## WHAT THIS TASK INVOLVES
Copy out each line of the data that holds the word "JSON".
──────
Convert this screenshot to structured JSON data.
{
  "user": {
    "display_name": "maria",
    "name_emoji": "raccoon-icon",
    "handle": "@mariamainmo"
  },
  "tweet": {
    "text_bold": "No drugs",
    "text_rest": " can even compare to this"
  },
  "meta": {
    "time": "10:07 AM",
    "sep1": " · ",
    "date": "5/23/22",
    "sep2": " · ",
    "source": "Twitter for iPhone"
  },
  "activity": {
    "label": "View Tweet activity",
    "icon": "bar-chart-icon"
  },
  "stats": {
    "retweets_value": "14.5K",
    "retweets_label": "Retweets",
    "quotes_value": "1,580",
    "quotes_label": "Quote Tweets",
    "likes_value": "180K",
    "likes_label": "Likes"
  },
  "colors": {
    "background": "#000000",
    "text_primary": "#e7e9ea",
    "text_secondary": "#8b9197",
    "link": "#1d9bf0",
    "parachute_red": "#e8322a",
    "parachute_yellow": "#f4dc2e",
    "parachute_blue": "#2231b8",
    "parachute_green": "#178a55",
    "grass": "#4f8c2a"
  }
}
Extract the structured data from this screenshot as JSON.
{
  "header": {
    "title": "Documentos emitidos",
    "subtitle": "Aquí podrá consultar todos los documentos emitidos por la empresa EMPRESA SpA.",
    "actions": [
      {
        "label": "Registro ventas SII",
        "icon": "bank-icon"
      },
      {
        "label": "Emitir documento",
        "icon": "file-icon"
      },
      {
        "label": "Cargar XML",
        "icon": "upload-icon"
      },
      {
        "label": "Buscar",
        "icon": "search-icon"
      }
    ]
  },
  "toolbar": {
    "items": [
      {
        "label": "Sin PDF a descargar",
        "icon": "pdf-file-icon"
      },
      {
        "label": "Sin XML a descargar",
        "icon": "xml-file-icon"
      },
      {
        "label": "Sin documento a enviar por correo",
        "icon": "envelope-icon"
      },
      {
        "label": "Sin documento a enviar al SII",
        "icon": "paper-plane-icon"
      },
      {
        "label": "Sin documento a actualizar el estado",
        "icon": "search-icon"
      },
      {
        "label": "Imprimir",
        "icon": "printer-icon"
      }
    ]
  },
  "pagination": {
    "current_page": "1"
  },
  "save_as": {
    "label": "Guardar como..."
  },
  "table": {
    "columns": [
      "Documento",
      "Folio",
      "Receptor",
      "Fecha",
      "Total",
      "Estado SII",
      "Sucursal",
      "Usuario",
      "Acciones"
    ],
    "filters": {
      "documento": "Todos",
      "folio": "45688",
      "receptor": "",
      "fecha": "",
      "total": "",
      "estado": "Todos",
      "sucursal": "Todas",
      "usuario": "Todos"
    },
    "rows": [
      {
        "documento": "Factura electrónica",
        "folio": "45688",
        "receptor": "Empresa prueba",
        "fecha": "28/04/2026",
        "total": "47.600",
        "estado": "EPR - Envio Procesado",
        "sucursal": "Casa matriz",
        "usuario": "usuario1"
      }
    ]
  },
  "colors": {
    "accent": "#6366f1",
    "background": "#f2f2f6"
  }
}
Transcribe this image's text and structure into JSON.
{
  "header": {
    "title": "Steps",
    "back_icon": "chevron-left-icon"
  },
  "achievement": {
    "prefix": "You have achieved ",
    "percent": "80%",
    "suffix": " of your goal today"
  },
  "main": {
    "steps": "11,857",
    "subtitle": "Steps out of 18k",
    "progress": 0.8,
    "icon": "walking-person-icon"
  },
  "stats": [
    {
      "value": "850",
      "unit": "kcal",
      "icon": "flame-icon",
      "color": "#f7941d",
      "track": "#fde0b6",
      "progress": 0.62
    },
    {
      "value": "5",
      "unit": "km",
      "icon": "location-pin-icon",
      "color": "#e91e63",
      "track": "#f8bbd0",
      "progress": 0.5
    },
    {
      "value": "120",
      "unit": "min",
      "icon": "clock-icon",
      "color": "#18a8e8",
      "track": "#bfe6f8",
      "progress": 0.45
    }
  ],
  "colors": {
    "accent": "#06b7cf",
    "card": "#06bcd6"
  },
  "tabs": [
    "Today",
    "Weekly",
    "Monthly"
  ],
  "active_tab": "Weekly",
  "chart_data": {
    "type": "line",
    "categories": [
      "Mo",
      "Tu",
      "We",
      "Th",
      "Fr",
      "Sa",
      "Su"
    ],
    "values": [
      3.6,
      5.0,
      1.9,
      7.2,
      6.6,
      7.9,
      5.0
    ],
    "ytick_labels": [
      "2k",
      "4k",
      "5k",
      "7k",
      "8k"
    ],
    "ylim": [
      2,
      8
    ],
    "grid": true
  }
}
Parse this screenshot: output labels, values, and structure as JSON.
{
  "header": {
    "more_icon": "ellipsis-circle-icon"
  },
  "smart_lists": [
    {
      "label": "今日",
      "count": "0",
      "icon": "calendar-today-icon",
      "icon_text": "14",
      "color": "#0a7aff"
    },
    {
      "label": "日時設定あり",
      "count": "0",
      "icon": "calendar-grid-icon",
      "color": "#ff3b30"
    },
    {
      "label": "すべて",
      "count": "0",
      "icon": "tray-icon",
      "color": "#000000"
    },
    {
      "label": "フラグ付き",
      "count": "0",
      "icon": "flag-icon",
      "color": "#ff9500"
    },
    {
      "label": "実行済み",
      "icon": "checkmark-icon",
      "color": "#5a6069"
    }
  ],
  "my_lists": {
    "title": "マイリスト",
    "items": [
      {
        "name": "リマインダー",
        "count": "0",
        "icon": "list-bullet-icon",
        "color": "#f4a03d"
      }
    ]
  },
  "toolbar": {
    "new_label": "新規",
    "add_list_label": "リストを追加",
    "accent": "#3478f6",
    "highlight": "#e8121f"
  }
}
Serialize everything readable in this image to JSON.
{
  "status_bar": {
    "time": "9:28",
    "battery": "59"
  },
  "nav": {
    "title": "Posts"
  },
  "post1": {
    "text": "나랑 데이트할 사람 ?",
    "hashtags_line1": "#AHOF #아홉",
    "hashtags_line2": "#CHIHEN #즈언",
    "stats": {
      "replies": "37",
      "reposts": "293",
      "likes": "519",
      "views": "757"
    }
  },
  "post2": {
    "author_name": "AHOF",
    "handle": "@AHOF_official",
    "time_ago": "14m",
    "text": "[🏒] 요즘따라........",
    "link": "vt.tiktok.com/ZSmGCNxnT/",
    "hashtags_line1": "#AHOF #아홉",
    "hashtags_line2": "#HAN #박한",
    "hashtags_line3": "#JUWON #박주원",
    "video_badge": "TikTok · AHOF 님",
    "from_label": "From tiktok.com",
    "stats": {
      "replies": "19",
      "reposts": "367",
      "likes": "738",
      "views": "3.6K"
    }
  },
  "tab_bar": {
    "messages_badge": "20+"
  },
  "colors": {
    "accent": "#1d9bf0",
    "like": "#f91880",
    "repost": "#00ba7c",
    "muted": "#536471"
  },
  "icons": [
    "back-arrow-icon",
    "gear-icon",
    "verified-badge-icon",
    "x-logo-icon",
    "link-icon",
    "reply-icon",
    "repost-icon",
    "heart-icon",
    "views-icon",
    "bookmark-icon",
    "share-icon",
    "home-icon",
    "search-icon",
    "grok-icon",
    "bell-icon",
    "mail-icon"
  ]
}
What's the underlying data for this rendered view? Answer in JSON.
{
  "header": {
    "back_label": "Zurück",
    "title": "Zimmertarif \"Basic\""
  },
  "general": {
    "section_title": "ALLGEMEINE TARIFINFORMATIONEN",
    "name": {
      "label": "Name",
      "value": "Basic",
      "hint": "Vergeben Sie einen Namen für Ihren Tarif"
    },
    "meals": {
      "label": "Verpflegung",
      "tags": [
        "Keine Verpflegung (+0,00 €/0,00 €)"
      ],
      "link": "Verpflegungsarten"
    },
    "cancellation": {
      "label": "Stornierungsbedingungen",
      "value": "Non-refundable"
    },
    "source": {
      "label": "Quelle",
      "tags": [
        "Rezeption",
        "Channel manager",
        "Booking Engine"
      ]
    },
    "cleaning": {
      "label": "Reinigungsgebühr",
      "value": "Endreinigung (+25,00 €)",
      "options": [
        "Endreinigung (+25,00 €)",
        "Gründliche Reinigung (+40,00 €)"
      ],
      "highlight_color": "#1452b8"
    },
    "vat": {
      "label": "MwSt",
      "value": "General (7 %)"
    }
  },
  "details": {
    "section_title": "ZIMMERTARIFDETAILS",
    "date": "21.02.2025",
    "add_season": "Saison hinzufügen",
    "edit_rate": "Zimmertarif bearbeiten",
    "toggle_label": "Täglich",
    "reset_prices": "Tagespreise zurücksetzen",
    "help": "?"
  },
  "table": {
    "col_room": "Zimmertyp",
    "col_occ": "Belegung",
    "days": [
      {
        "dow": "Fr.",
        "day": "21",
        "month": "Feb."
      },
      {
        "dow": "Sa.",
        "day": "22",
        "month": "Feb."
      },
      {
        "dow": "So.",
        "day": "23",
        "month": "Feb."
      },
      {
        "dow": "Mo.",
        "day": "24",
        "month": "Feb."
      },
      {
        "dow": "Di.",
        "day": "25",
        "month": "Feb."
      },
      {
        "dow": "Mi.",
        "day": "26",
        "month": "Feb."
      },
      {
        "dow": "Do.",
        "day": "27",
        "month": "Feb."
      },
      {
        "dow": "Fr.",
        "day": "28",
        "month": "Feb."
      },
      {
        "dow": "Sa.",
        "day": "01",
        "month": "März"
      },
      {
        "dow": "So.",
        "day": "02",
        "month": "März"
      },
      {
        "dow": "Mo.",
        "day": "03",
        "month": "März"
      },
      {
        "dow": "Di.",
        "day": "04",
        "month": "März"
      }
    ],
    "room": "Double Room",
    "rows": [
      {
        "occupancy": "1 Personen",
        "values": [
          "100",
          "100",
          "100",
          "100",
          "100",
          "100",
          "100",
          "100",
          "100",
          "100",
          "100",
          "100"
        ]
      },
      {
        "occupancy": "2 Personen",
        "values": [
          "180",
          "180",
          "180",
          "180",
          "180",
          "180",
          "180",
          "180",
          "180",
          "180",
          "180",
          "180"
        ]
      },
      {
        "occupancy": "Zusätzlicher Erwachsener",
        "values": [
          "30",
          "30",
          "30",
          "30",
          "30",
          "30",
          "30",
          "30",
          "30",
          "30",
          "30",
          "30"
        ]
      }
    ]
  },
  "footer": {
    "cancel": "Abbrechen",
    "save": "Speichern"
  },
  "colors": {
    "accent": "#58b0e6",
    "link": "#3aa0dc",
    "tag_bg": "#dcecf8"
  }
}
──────
## ANSWER TO THIS PROBLEM
Convert this screenshot to structured JSON data.
Extract the structured data from this screenshot as JSON.
Transcribe this image's text and structure into JSON.
Parse this screenshot: output labels, values, and structure as JSON.
Serialize everything readable in this image to JSON.
What's the underlying data for this rendered view? Answer in JSON.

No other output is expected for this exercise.